How to complete this task — Report all lines in the records that hold the string "screenshot".

Dataset rows for apps and sites:

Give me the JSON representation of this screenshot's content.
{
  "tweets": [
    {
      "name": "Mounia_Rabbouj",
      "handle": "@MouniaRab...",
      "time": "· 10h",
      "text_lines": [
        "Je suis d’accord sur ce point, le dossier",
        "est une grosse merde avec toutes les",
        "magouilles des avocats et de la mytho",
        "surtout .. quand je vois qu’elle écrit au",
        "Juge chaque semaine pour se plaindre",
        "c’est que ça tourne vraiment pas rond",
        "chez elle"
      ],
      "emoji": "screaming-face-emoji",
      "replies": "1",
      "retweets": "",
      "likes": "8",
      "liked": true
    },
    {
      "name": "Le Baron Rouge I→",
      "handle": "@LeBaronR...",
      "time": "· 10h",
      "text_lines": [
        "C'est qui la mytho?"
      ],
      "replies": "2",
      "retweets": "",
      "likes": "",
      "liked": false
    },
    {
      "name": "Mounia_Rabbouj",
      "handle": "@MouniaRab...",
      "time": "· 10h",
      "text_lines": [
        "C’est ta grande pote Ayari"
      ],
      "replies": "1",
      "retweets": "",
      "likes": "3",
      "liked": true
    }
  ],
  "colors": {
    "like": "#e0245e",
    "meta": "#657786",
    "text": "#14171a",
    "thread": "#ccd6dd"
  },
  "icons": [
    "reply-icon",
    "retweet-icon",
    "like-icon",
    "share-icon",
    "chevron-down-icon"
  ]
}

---

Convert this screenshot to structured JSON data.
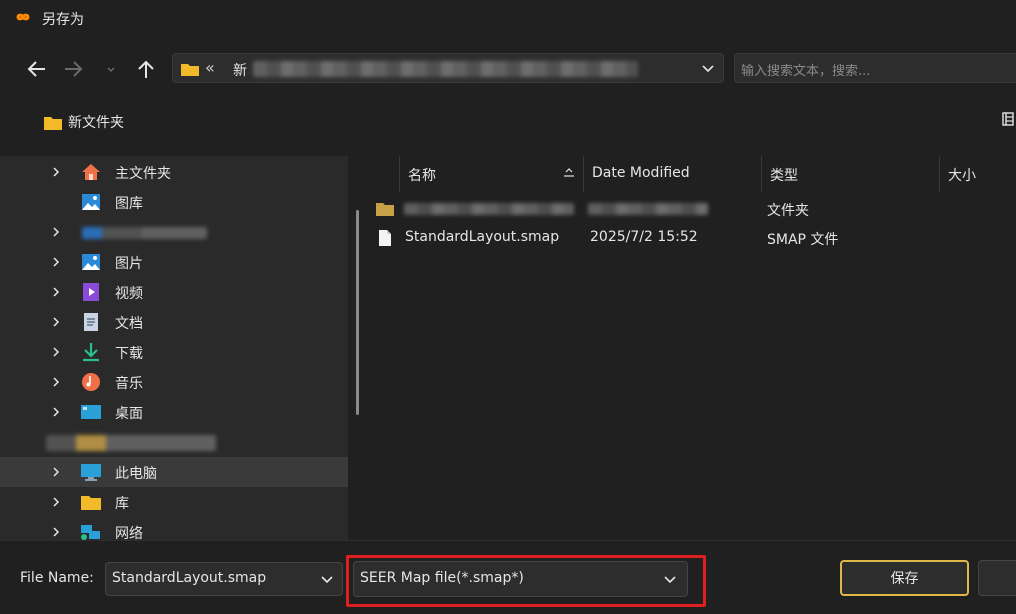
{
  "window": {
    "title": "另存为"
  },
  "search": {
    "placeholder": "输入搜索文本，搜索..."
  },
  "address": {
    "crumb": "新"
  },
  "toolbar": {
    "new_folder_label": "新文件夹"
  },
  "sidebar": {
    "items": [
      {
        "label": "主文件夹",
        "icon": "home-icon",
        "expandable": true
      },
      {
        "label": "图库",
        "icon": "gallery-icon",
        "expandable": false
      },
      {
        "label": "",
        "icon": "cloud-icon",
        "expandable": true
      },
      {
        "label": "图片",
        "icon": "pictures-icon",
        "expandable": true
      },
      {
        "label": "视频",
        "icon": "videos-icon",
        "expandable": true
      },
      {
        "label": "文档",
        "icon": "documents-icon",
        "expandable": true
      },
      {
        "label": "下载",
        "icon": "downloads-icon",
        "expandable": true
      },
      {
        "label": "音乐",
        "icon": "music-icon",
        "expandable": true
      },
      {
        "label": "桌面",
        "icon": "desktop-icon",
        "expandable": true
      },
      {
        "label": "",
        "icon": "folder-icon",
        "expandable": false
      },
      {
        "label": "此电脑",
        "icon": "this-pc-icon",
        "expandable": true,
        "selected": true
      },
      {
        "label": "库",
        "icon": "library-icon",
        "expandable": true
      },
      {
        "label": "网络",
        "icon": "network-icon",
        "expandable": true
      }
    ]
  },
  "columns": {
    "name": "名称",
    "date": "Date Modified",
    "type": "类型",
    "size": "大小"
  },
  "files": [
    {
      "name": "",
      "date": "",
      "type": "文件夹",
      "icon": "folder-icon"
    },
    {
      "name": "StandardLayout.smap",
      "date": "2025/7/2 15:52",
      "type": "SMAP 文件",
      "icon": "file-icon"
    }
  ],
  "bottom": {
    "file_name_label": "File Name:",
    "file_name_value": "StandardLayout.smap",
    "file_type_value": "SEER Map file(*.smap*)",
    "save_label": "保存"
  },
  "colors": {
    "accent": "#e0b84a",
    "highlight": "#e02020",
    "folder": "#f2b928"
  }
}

Solution to this problem —
Give me the JSON representation of this screenshot's content.
Convert this screenshot to structured JSON data.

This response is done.